### [Task details]
Repeat the data as given. Images do not go in the copy.

### [Data listing]

↓↓↓

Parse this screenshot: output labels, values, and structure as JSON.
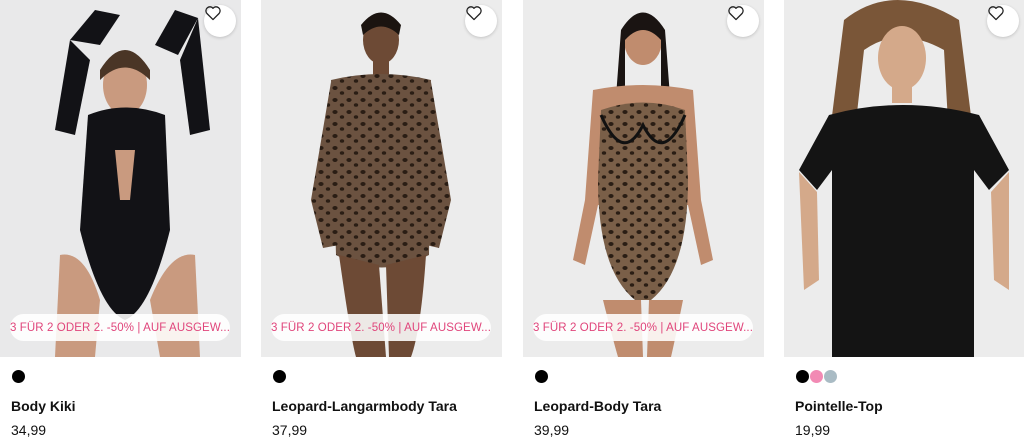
{
  "products": [
    {
      "name": "Body Kiki",
      "price": "34,99",
      "promo": "3 FÜR 2 ODER 2. -50% | AUF AUSGEW...",
      "swatches": [
        "#000000"
      ],
      "image_background": "#e9e9ea",
      "garment_color": "#121216",
      "favorite_icon": "heart-outline-icon"
    },
    {
      "name": "Leopard-Langarmbody Tara",
      "price": "37,99",
      "promo": "3 FÜR 2 ODER 2. -50% | AUF AUSGEW...",
      "swatches": [
        "#000000"
      ],
      "image_background": "#ececec",
      "garment_color": "#5a4230",
      "favorite_icon": "heart-outline-icon"
    },
    {
      "name": "Leopard-Body Tara",
      "price": "39,99",
      "promo": "3 FÜR 2 ODER 2. -50% | AUF AUSGEW...",
      "swatches": [
        "#000000"
      ],
      "image_background": "#ececec",
      "garment_color": "#6b5240",
      "favorite_icon": "heart-outline-icon"
    },
    {
      "name": "Pointelle-Top",
      "price": "19,99",
      "swatches": [
        "#000000",
        "#f28ab4",
        "#a9bbc4"
      ],
      "image_background": "#ececec",
      "garment_color": "#141414",
      "favorite_icon": "heart-outline-icon"
    }
  ],
  "colors": {
    "promo_text": "#e0457b",
    "text": "#111111"
  }
}
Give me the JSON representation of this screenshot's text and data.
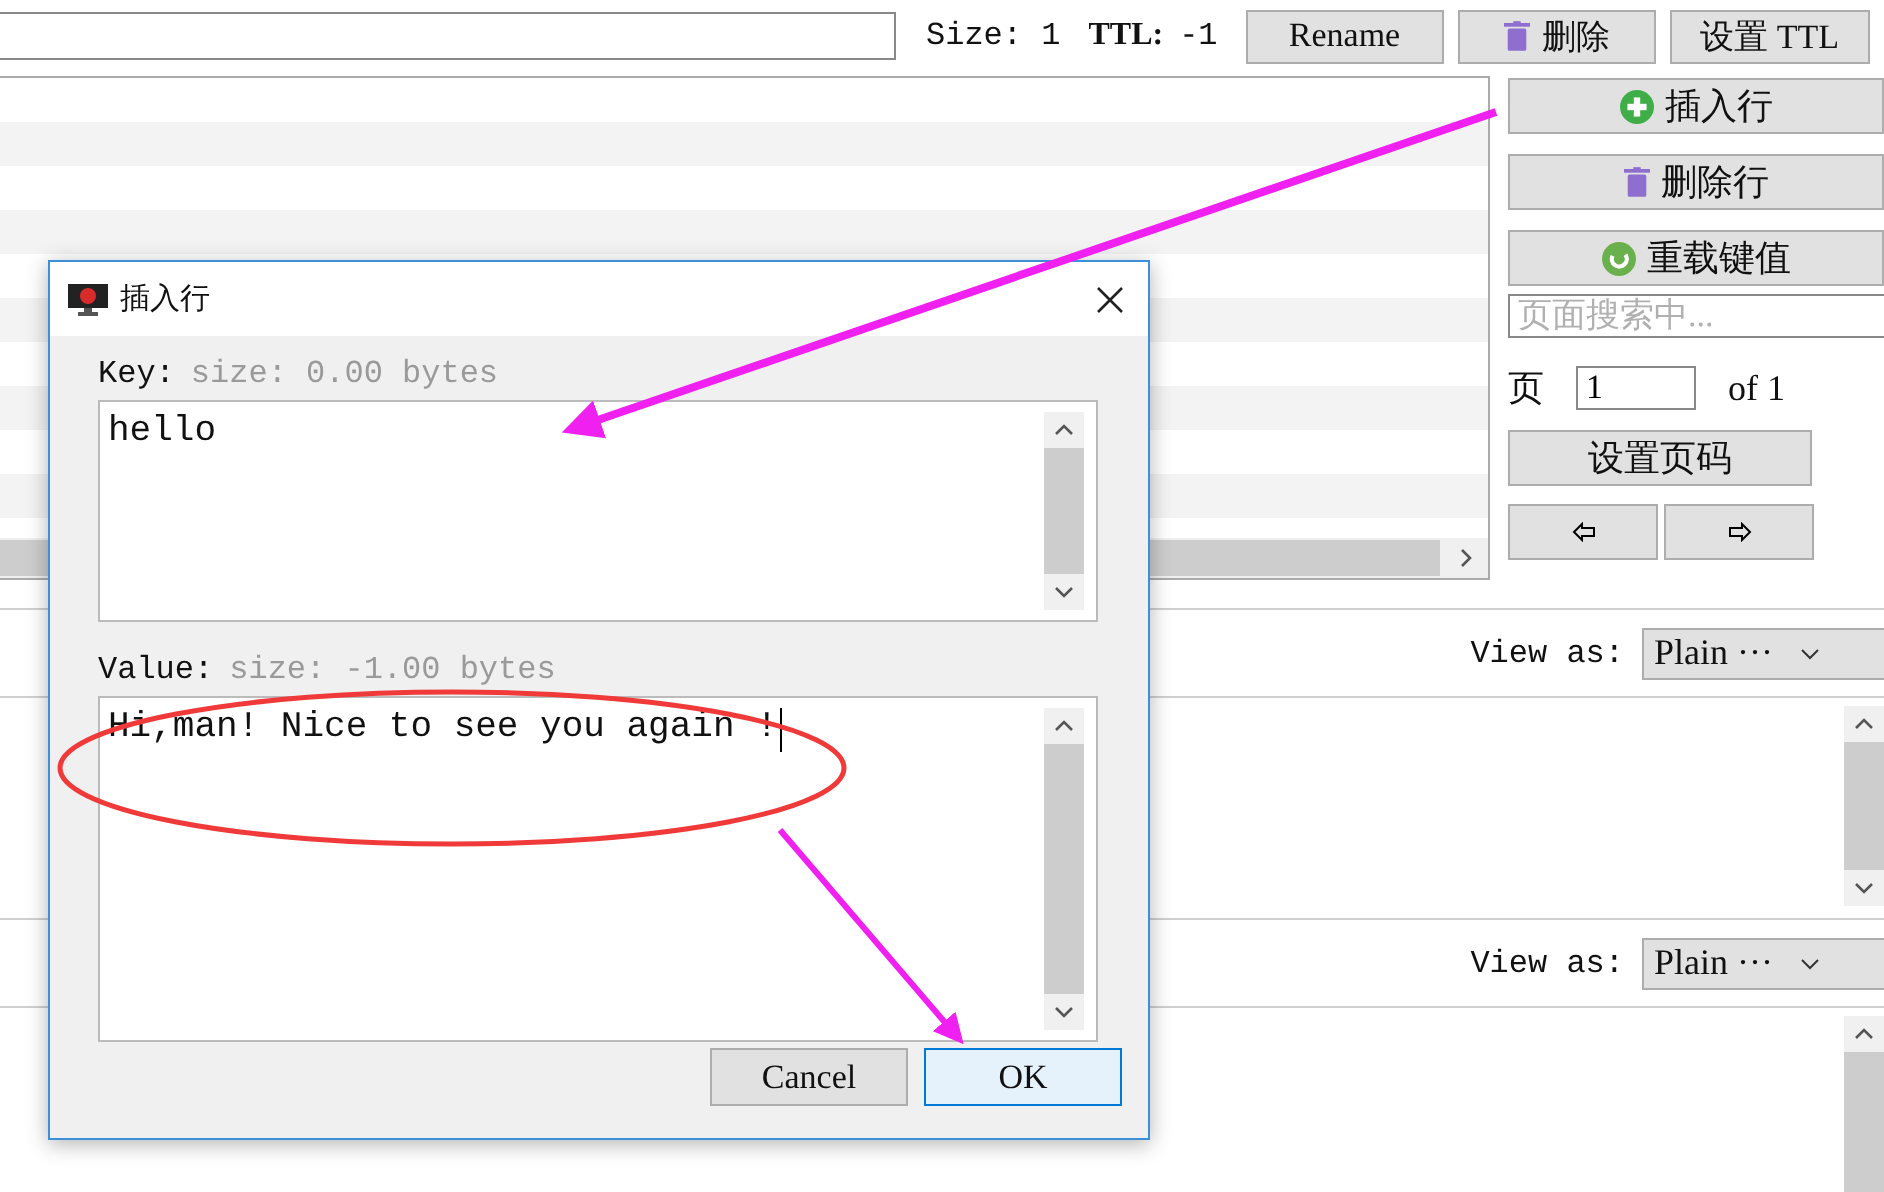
{
  "toolbar": {
    "size": "Size: 1",
    "ttl_label": "TTL:",
    "ttl_value": "-1",
    "buttons": [
      {
        "label": "Rename",
        "kind": "plain"
      },
      {
        "label": "删除",
        "kind": "trash"
      },
      {
        "label": "设置 TTL",
        "kind": "plain"
      }
    ]
  },
  "side_panel": {
    "buttons": [
      {
        "label": "插入行",
        "kind": "plus"
      },
      {
        "label": "删除行",
        "kind": "trash"
      },
      {
        "label": "重载键值",
        "kind": "reload"
      }
    ],
    "search": {
      "placeholder": "页面搜索中..."
    },
    "page_label": "页",
    "page_value": "1",
    "page_total": "of 1",
    "set_page_button": "设置页码"
  },
  "value_sections": [
    {
      "view_label": "View as:",
      "format": "Plain ···"
    },
    {
      "view_label": "View as:",
      "format": "Plain ···"
    }
  ],
  "dialog": {
    "title": "插入行",
    "key_label": "Key:",
    "key_size": "size: 0.00 bytes",
    "key_value": "hello",
    "value_label": "Value:",
    "value_size": "size: -1.00 bytes",
    "value_value": "Hi,man! Nice to see you again !",
    "buttons": [
      {
        "label": "Cancel",
        "selected": false
      },
      {
        "label": "OK",
        "selected": true
      }
    ]
  }
}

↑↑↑

### [Exercise response]
Parse this screenshot: output labels, values, and structure as JSON.
{
  "products": [
    {
      "name": "Body Kiki",
      "price": "34,99",
      "promo": "3 FÜR 2 ODER 2. -50% | AUF AUSGEW...",
      "swatches": [
        "#000000"
      ],
      "image_background": "#e9e9ea",
      "garment_color": "#121216",
      "favorite_icon": "heart-outline-icon"
    },
    {
      "name": "Leopard-Langarmbody Tara",
      "price": "37,99",
      "promo": "3 FÜR 2 ODER 2. -50% | AUF AUSGEW...",
      "swatches": [
        "#000000"
      ],
      "image_background": "#ececec",
      "garment_color": "#5a4230",
      "favorite_icon": "heart-outline-icon"
    },
    {
      "name": "Leopard-Body Tara",
      "price": "39,99",
      "promo": "3 FÜR 2 ODER 2. -50% | AUF AUSGEW...",
      "swatches": [
        "#000000"
      ],
      "image_background": "#ececec",
      "garment_color": "#6b5240",
      "favorite_icon": "heart-outline-icon"
    },
    {
      "name": "Pointelle-Top",
      "price": "19,99",
      "swatches": [
        "#000000",
        "#f28ab4",
        "#a9bbc4"
      ],
      "image_background": "#ececec",
      "garment_color": "#141414",
      "favorite_icon": "heart-outline-icon"
    }
  ],
  "colors": {
    "promo_text": "#e0457b",
    "text": "#111111"
  }
}
Give me the JSON representation of this screenshot's text and data.
{
  "toolbar": {
    "size": "Size: 1",
    "ttl_label": "TTL:",
    "ttl_value": "-1",
    "buttons": [
      {
        "label": "Rename",
        "kind": "plain"
      },
      {
        "label": "删除",
        "kind": "trash"
      },
      {
        "label": "设置 TTL",
        "kind": "plain"
      }
    ]
  },
  "side_panel": {
    "buttons": [
      {
        "label": "插入行",
        "kind": "plus"
      },
      {
        "label": "删除行",
        "kind": "trash"
      },
      {
        "label": "重载键值",
        "kind": "reload"
      }
    ],
    "search": {
      "placeholder": "页面搜索中..."
    },
    "page_label": "页",
    "page_value": "1",
    "page_total": "of 1",
    "set_page_button": "设置页码"
  },
  "value_sections": [
    {
      "view_label": "View as:",
      "format": "Plain ···"
    },
    {
      "view_label": "View as:",
      "format": "Plain ···"
    }
  ],
  "dialog": {
    "title": "插入行",
    "key_label": "Key:",
    "key_size": "size: 0.00 bytes",
    "key_value": "hello",
    "value_label": "Value:",
    "value_size": "size: -1.00 bytes",
    "value_value": "Hi,man! Nice to see you again !",
    "buttons": [
      {
        "label": "Cancel",
        "selected": false
      },
      {
        "label": "OK",
        "selected": true
      }
    ]
  }
}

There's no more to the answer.